an early school of psychology that used introspection to explore the structural elements of the human mind; Edward Bradford Titchener and self-reflective introspection.
a school of psychology that focused on how our mental and behavioral processes function--how they enable us to adapt, survive, and flourish; William James.
the view that psychology should (1) be an objective science that (2) studies behavior without reference to mental processes; most research psychologist agree with (1) but not (2); John B. Watson and B.F. Skinner.
historically significant perspective that emphasized the growth potential of healthy people and the individual's potential for personal growth; Carl Rogers and Abraham Maslow.
the interdisciplinary of the brain activity linked with cognition (including perception, thinking, memory, and language).
the science of behavior and mental processes.

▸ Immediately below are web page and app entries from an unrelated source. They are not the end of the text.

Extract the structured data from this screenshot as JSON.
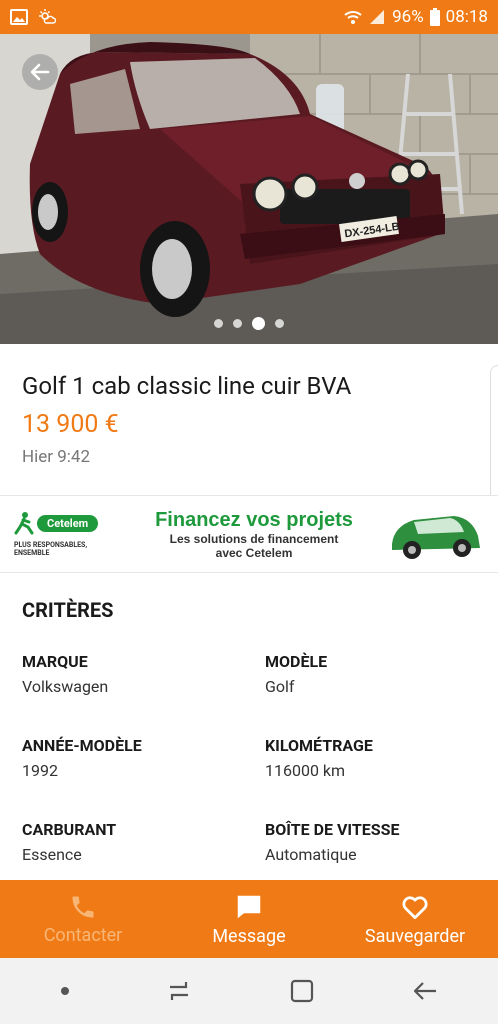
{
  "status_bar": {
    "battery": "96%",
    "time": "08:18",
    "icons": [
      "image-icon",
      "weather-icon",
      "wifi-icon",
      "signal-icon",
      "battery-icon"
    ]
  },
  "photo": {
    "carousel_count": 4,
    "carousel_active": 3,
    "plate": "DX-254-LB"
  },
  "ad": {
    "title": "Golf 1 cab classic line cuir BVA",
    "price": "13 900 €",
    "date": "Hier 9:42"
  },
  "banner": {
    "brand": "Cetelem",
    "tagline": "PLUS RESPONSABLES, ENSEMBLE",
    "headline": "Financez vos projets",
    "sub1": "Les solutions de financement",
    "sub2": "avec Cetelem"
  },
  "criteria": {
    "heading": "CRITÈRES",
    "items": [
      {
        "label": "MARQUE",
        "value": "Volkswagen"
      },
      {
        "label": "MODÈLE",
        "value": "Golf"
      },
      {
        "label": "ANNÉE-MODÈLE",
        "value": "1992"
      },
      {
        "label": "KILOMÉTRAGE",
        "value": "116000 km"
      },
      {
        "label": "CARBURANT",
        "value": "Essence"
      },
      {
        "label": "BOÎTE DE VITESSE",
        "value": "Automatique"
      }
    ]
  },
  "actions": {
    "call": "Contacter",
    "message": "Message",
    "save": "Sauvegarder"
  },
  "colors": {
    "accent": "#f07b16",
    "cetelem_green": "#1e9a3c"
  }
}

the controversy over the relative contributions that genes and experience make to the development of psychological traits and behavior; interaction of the both.
the principle that, among the range of inherited trait variations, those contributing to reproduction and survival will most likely be passed on to succeeding generations; Charles Darwin.
pure science that aims to increase the scientific knowledge base.
scientific study that aims to solve practical problems.
branch of psychology that assists people with problems in living and in achieving greater well-being.
branch of psychology that studies, assesses, and treats people with psychological disorders.
branch of medicine dealing with psychological disorders; physicians who offer psychological therapy and drug treatments.